**What you have to do:**
Using the records that follow, copy every line containing the word "characters".

**Given entries:**

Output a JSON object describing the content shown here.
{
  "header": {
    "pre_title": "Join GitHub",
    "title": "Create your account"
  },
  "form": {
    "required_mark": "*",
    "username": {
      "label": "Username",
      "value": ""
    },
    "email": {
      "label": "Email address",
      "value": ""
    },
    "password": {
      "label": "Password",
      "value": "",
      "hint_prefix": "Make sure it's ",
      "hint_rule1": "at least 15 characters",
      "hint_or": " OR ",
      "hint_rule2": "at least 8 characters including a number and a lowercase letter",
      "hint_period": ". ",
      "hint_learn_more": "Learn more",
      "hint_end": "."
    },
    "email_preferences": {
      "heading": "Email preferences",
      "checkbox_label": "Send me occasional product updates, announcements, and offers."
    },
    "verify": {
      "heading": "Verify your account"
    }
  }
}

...

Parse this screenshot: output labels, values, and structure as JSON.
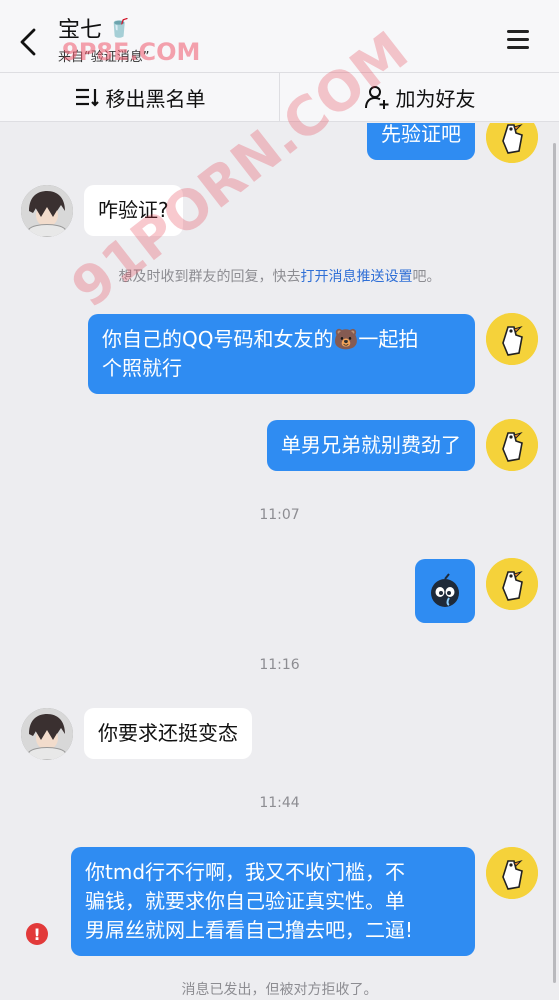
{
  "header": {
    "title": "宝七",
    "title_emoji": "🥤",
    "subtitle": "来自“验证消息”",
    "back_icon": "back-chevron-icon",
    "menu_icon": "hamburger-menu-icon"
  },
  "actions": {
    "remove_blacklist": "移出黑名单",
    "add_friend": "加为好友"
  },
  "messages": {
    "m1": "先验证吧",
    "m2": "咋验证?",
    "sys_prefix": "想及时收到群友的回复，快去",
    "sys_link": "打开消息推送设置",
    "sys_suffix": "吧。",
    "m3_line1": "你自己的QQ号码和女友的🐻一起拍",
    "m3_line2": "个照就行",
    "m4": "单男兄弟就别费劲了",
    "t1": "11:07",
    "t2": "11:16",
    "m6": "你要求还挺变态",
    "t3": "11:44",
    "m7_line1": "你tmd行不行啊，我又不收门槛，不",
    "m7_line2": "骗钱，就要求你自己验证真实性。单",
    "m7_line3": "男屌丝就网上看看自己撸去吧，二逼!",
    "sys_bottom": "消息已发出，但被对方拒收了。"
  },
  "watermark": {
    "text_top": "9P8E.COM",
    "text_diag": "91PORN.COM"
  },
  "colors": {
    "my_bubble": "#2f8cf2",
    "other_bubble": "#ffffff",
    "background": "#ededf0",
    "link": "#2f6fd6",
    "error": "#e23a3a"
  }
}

**Task response:**
      "hint_rule1": "at least 15 characters",
      "hint_rule2": "at least 8 characters including a number and a lowercase letter",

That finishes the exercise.